Show every line of the data that includes the word "date".

⟨

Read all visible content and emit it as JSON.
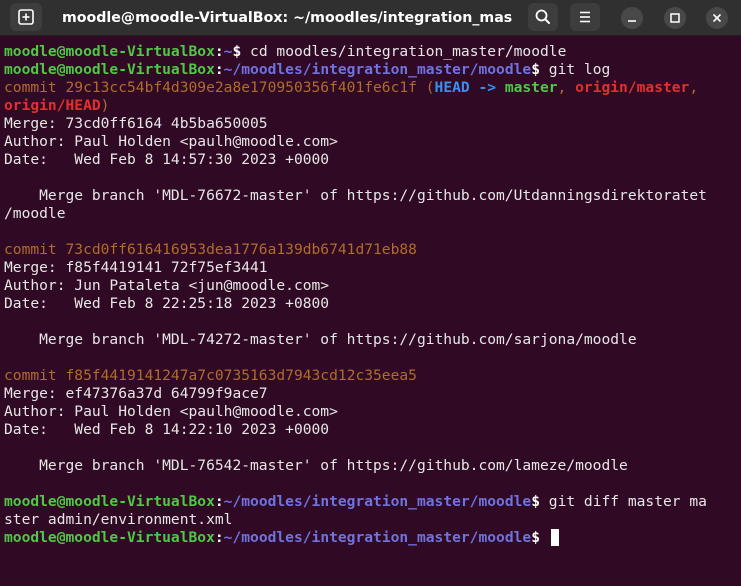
{
  "window": {
    "title": "moodle@moodle-VirtualBox: ~/moodles/integration_master..."
  },
  "icons": {
    "new_tab": "new-tab-icon",
    "search": "search-icon",
    "menu": "hamburger-menu-icon",
    "minimize": "minimize-icon",
    "maximize": "maximize-icon",
    "close": "close-icon"
  },
  "colors": {
    "background": "#300a24",
    "titlebar": "#303030",
    "user_host": "#4ec943",
    "path": "#6f72df",
    "commit_hash": "#b06c2a",
    "head_ref": "#3a8ff0",
    "remote_ref": "#e4302c"
  },
  "terminal": {
    "user_host": "moodle@moodle-VirtualBox",
    "prompt_sep": ":",
    "prompt_end": "$",
    "cmd1": {
      "path": "~",
      "command": " cd moodles/integration_master/moodle"
    },
    "cmd2": {
      "path": "~/moodles/integration_master/moodle",
      "command": " git log"
    },
    "commits": [
      {
        "hash_line": "commit 29c13cc54bf4d309e2a8e170950356f401fe6c1f",
        "ref_open": " (",
        "ref_head": "HEAD -> ",
        "ref_branch": "master",
        "ref_comma1": ", ",
        "ref_origin_master": "origin/master",
        "ref_comma2": ",",
        "ref_origin_head": "origin/HEAD",
        "ref_close": ")",
        "merge": "Merge: 73cd0ff6164 4b5ba650005",
        "author": "Author: Paul Holden <paulh@moodle.com>",
        "date": "Date:   Wed Feb 8 14:57:30 2023 +0000",
        "message": "    Merge branch 'MDL-76672-master' of https://github.com/Utdanningsdirektoratet",
        "message_cont": "/moodle"
      },
      {
        "hash_line": "commit 73cd0ff616416953dea1776a139db6741d71eb88",
        "merge": "Merge: f85f4419141 72f75ef3441",
        "author": "Author: Jun Pataleta <jun@moodle.com>",
        "date": "Date:   Wed Feb 8 22:25:18 2023 +0800",
        "message": "    Merge branch 'MDL-74272-master' of https://github.com/sarjona/moodle"
      },
      {
        "hash_line": "commit f85f4419141247a7c0735163d7943cd12c35eea5",
        "merge": "Merge: ef47376a37d 64799f9ace7",
        "author": "Author: Paul Holden <paulh@moodle.com>",
        "date": "Date:   Wed Feb 8 14:22:10 2023 +0000",
        "message": "    Merge branch 'MDL-76542-master' of https://github.com/lameze/moodle"
      }
    ],
    "cmd3": {
      "path": "~/moodles/integration_master/moodle",
      "command": " git diff master ma",
      "command_cont": "ster admin/environment.xml"
    },
    "cmd4": {
      "path": "~/moodles/integration_master/moodle",
      "command": " "
    }
  }
}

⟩

■ **Solution to this task**
        "date": "Date:   Wed Feb 8 14:57:30 2023 +0000",
        "date": "Date:   Wed Feb 8 22:25:18 2023 +0800",
        "date": "Date:   Wed Feb 8 14:22:10 2023 +0000",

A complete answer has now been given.